Exterior walls in older homes often have no insulation or very light insulation. If you are doing a remodel, new batting can be put right into the wall cavities. It is more likely that you will have to use a loose fill or spray foam to get the cavities filled. This usually requires the services of a professional, who will do this from the exterior of your home by drilling through the sheeting.
Cathedral ceilings are a common design element in Texas, partly because they allow hot air to rise up out of the living spaces. They are built with 2-by-12 lumber spaced perfectly to accommodate a standard roll of R-30 insulation. Foil-backed batting is a step up that creates a reflective barrier to keep heat from entering the interior of a home. Add rigid foam under the rafters to prevent radiant heat transfer through the wooden frame. Again, this is often not a DIY job.
If your ductwork runs through an unconditioned portion of your home, such as an attic, crawl space or garage, check it for leaks, and seal any spots that you can easily reach. Then contact a professional to access hard-to-reach areas. After making sure the ductwork in those areas is sealed, your professional can insulate your ductwork.
The attic is the most important place to insulate. An uninsulated attic space can reach temperatures of 150 degrees or higher. This heat radiates straight through the attic floor to the ceiling of the rooms below.

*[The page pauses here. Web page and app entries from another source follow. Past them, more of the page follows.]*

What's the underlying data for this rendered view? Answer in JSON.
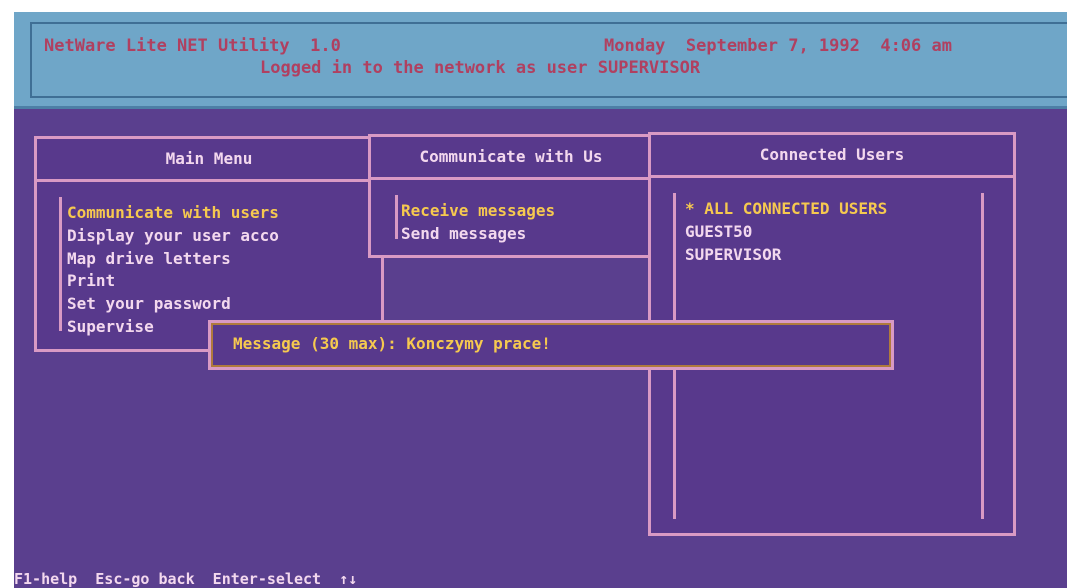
{
  "titlebar": {
    "app_title": "NetWare Lite NET Utility  1.0",
    "datetime": "Monday  September 7, 1992  4:06 am",
    "login_status": "Logged in to the network as user SUPERVISOR"
  },
  "main_menu": {
    "title": "Main Menu",
    "items": [
      "Communicate with users",
      "Display your user acco",
      "Map drive letters",
      "Print",
      "Set your password",
      "Supervise"
    ]
  },
  "communicate_menu": {
    "title": "Communicate with Us",
    "items": [
      "Receive messages",
      "Send messages"
    ]
  },
  "connected_users": {
    "title": "Connected Users",
    "items": [
      "* ALL CONNECTED USERS",
      "GUEST50",
      "SUPERVISOR"
    ]
  },
  "message_prompt": {
    "text": "Message (30 max): Konczymy prace!"
  },
  "statusbar": {
    "text": "F1-help  Esc-go back  Enter-select  ↑↓"
  },
  "colors": {
    "screen_bg": "#5a3f8e",
    "titlebar_bg": "#6fa6c8",
    "border": "#d99ac4",
    "selected": "#f6c94f"
  }
}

Talk with your HVAC-system professional about a radiant heat barrier, which can reflect the heat away from your living space.
Learn more about properly insulating a home by contacting the experts at CCAC. We have been offering affordable home-comfort solutions to homeowners in the Coastal Bend area for more than 30 years.
Our goal is to help educate our customers in Corpus Christi, Texas about energy and home comfort issues (specific to HVAC systems). For more information about insulation and other HVAC topics, download our free Home Comfort Resource guide.
Image courtesy of Shutterstock